═══ Input for this task
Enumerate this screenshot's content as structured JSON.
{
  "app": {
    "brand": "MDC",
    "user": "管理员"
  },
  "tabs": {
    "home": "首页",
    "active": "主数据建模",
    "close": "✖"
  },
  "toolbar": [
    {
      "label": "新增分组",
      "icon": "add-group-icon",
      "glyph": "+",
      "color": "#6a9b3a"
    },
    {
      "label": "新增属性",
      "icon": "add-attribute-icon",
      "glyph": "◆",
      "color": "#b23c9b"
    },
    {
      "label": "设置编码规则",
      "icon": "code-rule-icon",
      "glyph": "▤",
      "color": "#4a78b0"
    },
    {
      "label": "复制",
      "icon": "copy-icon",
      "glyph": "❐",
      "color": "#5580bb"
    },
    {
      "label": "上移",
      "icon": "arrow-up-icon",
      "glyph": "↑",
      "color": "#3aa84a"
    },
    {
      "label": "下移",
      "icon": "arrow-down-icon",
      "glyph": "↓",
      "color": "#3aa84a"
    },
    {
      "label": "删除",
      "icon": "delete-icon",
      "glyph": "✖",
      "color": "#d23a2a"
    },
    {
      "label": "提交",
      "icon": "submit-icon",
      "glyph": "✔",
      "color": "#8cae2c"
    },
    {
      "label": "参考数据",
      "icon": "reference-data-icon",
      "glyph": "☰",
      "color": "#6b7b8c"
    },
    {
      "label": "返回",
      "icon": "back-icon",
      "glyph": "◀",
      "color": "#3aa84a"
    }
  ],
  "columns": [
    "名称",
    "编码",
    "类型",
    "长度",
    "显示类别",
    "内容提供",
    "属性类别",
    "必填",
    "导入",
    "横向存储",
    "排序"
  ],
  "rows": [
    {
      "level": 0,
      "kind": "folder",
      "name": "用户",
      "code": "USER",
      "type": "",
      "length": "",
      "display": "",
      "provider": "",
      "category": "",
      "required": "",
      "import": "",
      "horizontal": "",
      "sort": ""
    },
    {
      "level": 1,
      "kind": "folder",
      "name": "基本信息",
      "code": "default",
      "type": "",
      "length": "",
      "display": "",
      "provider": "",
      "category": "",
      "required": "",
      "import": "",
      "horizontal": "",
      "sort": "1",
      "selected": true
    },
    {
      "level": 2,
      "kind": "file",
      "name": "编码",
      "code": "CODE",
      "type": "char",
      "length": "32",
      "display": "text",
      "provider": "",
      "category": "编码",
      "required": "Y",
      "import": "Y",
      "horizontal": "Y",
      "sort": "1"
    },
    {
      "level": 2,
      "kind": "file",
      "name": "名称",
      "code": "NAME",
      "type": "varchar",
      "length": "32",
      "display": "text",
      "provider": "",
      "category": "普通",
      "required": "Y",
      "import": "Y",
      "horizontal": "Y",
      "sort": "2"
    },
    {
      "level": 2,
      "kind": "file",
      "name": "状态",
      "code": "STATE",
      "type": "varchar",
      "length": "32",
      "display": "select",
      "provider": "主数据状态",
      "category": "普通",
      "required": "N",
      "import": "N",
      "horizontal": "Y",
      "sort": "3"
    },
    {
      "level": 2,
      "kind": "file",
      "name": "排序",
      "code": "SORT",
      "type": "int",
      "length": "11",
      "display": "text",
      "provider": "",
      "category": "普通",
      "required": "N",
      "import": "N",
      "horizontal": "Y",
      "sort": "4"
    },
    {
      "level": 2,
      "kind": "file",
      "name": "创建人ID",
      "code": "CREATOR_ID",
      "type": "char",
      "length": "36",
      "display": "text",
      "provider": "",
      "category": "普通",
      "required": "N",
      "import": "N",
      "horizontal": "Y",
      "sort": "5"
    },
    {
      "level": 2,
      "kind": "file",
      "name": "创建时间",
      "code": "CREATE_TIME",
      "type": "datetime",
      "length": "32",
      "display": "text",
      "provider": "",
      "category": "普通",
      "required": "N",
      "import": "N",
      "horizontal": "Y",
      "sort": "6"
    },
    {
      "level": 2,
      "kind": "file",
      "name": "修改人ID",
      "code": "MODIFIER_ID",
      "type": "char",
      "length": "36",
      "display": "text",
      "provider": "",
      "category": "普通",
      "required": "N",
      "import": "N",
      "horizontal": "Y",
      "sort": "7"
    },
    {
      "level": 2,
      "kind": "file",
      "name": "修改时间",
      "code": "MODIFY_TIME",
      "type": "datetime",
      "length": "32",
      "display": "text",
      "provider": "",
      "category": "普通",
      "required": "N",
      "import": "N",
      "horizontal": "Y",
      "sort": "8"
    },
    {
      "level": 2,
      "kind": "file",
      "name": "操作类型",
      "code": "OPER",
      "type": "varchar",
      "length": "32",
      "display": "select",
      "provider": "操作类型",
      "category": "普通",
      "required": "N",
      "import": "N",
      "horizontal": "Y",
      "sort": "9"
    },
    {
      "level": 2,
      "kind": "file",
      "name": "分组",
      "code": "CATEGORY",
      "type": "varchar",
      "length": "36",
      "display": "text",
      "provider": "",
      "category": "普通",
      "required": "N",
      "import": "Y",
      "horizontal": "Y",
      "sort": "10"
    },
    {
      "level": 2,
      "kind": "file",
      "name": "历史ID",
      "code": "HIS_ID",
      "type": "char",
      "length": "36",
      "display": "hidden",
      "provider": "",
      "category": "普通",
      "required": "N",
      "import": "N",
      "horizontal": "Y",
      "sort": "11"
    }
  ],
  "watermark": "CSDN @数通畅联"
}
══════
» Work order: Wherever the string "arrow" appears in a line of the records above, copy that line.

» Response area:
      "icon": "arrow-up-icon",
      "icon": "arrow-down-icon",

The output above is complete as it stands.